Saturday, February 14, 2009

Shirring 101

I had a couple of people ask me about tips on shirring after I posted the peasant tops that I made for the girls. So, I decided to make a short tutorial on how I shirred all of the areas of these shirts. Originally, I tried to use the method that the pattern suggested, but it just wasn’t quite turning out the way that I wanted. So, I played with it until I found what I liked, which is in the tutorial below.

1. You will need elastic thread for your bobbin only. Your top thread will be whatever you choose for your topstitch to be. You will also want to make sure that you hand-wind the thread (this I did find out from the pattern). You will want to wind your elastic firmly around the bobbin, pulling just slightly to give it some tightness. Then, insert the bobbin, and you are ready for the next step.

2. Next, you will want to make sure that you are doing your shirring on the right (top) side of the fabric, so that your elastic is on the back side of the fabric.
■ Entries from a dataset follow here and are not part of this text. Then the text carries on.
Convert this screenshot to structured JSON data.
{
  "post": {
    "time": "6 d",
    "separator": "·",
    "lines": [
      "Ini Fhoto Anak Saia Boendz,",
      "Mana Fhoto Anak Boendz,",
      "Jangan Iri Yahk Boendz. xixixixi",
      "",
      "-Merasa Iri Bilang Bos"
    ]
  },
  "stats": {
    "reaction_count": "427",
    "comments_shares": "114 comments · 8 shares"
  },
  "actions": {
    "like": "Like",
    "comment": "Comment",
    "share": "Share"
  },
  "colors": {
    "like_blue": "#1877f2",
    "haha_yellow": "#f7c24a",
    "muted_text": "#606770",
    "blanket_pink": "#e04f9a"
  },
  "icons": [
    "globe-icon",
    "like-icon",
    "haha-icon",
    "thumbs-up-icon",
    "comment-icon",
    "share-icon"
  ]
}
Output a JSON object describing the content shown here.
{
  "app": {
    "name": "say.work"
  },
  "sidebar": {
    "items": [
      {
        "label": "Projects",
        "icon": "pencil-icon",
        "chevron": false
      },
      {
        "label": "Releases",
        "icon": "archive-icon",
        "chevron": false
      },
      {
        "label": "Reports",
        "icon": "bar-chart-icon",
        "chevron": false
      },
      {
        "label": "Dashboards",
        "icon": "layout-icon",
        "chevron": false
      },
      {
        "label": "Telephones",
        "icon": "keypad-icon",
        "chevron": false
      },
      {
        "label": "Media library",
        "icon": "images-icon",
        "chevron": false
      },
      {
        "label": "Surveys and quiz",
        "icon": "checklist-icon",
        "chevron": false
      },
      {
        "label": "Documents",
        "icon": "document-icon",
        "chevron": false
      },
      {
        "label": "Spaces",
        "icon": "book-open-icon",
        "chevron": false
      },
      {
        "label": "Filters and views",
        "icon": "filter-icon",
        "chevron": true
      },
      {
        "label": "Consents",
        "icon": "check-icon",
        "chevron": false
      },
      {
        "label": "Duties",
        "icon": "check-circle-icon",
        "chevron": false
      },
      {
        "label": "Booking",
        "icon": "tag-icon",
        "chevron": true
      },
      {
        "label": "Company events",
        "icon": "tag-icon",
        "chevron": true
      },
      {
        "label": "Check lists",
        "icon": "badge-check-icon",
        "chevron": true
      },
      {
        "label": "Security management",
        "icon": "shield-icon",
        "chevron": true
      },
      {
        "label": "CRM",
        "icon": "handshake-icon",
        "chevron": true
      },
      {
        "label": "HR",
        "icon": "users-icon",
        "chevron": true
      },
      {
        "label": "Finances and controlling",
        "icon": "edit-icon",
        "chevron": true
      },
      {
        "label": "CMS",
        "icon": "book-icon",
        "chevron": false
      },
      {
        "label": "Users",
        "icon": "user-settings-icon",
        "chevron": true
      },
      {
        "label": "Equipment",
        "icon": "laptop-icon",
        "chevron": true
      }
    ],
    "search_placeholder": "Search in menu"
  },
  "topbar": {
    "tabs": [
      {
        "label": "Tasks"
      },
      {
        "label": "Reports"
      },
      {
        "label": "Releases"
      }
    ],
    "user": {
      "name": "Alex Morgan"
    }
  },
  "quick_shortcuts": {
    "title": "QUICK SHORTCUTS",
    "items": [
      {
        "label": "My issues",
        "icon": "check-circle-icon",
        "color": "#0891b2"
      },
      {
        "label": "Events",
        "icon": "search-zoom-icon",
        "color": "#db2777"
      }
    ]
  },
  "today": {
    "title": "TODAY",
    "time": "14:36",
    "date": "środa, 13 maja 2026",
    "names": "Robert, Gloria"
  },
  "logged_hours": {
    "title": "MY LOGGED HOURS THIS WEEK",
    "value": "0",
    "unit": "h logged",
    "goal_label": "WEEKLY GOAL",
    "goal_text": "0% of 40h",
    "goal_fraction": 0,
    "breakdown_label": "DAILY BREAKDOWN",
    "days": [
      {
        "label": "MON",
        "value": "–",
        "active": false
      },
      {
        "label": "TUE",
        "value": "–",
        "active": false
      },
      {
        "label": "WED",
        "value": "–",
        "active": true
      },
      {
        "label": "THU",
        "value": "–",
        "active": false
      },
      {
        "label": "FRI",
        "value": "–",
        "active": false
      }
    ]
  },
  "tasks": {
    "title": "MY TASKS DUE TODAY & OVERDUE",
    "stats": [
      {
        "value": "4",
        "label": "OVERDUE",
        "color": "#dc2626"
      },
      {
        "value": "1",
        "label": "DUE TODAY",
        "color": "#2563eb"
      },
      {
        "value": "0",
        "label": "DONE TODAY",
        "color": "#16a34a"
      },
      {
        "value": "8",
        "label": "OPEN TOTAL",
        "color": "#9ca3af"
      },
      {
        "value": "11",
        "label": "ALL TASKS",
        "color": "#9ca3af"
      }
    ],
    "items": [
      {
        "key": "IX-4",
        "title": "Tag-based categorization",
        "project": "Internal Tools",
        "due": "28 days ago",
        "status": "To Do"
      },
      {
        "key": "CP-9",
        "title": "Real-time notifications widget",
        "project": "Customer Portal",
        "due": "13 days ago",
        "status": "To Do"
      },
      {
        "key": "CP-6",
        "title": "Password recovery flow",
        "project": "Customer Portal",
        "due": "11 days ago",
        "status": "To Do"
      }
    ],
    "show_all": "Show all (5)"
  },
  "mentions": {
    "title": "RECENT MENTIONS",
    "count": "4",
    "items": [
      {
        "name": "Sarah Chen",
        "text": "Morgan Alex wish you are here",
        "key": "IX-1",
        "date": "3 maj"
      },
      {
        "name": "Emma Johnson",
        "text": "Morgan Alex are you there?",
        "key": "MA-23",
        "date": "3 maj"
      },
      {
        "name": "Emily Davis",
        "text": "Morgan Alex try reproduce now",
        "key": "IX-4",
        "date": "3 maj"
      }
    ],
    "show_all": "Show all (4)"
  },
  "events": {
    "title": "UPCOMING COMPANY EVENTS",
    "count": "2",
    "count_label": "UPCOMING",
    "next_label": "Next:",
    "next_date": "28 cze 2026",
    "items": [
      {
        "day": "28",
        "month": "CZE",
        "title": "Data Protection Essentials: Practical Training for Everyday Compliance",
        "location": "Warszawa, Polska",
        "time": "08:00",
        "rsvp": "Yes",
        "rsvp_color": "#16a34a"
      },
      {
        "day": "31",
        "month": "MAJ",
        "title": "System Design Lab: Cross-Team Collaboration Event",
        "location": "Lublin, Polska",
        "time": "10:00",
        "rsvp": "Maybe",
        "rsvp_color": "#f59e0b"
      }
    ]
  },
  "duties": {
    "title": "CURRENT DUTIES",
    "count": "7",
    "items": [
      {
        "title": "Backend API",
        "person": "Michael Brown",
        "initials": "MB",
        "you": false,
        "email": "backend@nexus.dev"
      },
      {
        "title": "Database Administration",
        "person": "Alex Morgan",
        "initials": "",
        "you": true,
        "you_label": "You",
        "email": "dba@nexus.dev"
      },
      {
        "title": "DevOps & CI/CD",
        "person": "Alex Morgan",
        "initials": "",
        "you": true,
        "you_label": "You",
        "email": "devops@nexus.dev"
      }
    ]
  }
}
Always make sure to start with the needle in the fabric that way you know exactly where it will start the row. Now, the position of your first row is your preference. For this example, I chose to make it about a half an inch from the topstitch of the hem. In the previous posted project, I started the first row about a quarter of an inch from the edge of the rolled hem.

3. Hold on to the elastic thread when you first start to sew (just so the elastic doesn’t shrink back into the bobbin). Then, do a quick backstitch to lock everything into place and start stitching around the edge back to where you began. Now, backstitch again, and then leave a little extra elastic before cutting because you will now tie both the beginning elastic and the ending elastic together in a couple of knots to make sure the elastic has a secure hold.

4. Now, you will move over and line up your first stitch line with the right edge of the presser foot, and follow the same process as in Step 3. One thing that you will need to do each time from this point on is make sure the fabric is flat as you are feeding it through the presser foot.

5. You can continue this process for as many lines as you would like shirred, depending on the project you are working on.

6. The last thing that I do (which I did learn this step from the pattern as well) is to use your iron on the steam setting and just shoot some steam onto the area that was shirred. This will gather the shirred area even more and give it a fantastic look and feel.

And VOILA!! You're finished and should have a perfectly shirred garment. If you have any questions, feel free to comment or email me!

1 comment:

catt410 said...

Thanks for the great tut.